PLEASANT HILL -- Carol Anderson recently found an uninvited -- and unwelcome -- guest on her front lawn.
"I have squirrels and every day I'd go out and throw a few peanuts to the squirrels," said Anderson, who has lived in her Patterson Boulevard home in the Poets Corner neighborhood for nearly 50 years. "All of a sudden there was a rat waiting for his turn."
Anderson, 78, said she hadn't seen a rat in her neighborhood in 25 years -- but a few days later, she saw another. She believes work at the long vacant residential property behind her home disturbed a rat colony.
"The backyard was overgrown and that's the kind of place that rats and mice and raccoons like," she said. "When they plowed it all over and cut down the trees the rats had to go somewhere."
Anderson called the city and the Contra Costa Mosquito & Vector Control District for help. She hasn't been entirely satisfied with either agency's response.
The city's code enforcer, Anderson contends, offered little assistance beyond suggesting that she hire a private pest control firm. But Anderson believes the city should have required the contractor working on the vacant property to remove any rodents that may have been living in the vegetation in the back yard. Planner Greg Fuz, who oversees code enforcement for Pleasant Hill, could not be reached for comment.
Rodents pose a threat to public health because they can spread disease. Contra Costa Mosquito & Vector Control District baits for rodents in sewers and public areas such as parks and canals. Although the district advises residents on how to prevent and control rat and mouse infestations, it doesn't bait or trap rodents at private homes.
In 2012, the vector control district responded to 598 requests for free inspections from residents and business owners in the county. The district prepares detailed reports identifying the type of rat and how the animals are getting into the building. Last week, a rodent technician inspected Anderson's house. The technician, who reportedly discovered rat droppings and chewed wires in Anderson's garage, doesn't believe the rodents came from the vacant property, according to Deborah Bass, district spokeswoman.
Bass said two rat species are found in Contra Costa County -- so-called roof rats, which nest in trees and places high off the ground, and Norway rats, which prefer the sewers and other low-lying areas.
"(Rats) need food and they need a place to stay, so our general recommendations are don't have a bird feeder and make sure you pick up all your fallen fruit, although rats will go into the trees," Bass said.
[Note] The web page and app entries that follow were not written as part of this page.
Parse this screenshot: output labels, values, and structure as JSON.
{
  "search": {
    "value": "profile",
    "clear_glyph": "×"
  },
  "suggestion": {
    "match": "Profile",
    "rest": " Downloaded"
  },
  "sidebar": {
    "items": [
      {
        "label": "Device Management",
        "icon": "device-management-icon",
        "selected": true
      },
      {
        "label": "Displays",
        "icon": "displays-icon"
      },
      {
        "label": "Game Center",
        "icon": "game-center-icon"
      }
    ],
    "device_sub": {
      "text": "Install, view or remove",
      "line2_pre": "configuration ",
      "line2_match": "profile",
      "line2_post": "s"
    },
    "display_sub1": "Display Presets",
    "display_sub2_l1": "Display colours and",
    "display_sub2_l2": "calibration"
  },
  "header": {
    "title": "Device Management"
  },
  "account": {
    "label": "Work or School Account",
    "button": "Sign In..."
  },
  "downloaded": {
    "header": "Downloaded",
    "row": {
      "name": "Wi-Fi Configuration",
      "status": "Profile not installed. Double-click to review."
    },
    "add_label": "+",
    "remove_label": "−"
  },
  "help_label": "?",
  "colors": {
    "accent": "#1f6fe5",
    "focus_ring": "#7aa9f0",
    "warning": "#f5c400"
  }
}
Even though Anderson saw the rats outside, Bass said the district isn't responsible for collecting them. However, the technician left notices on neighboring houses alerting residents to rodent activity in the area and asking them to call the district if they want an inspection, she said. The district also works with cities to eradicate rodents; for example, if a city takes possession of a vacant property that harbors rats or mice, the district will put down bait, Bass said.
"If we go to a property and we see problems we believe the city should be involved in we will call them," she added.
It's unclear what conditions would prompt Pleasant Hill to request assistance from the district.
As for Anderson, who likely faces a hefty fee if she hires an exterminator, the rodent technician emptied the bird feeder she had in her yard. Although she now knows that her 40-year-old lemon tree is an all-you-can-eat buffet for rats, Anderson refuses to cut it down.
"I won't feel quite the same about it anymore," she admitted.
Have a rodent problem? Contact the Contra Costa Mosquito & Vector Control District for a free inspection at 925-771-6196.
Lisa P. White covers Martinez and Pleasant Hill. Contact her at 925-943-8011. Follow her at Twitter.com/lisa_p_white.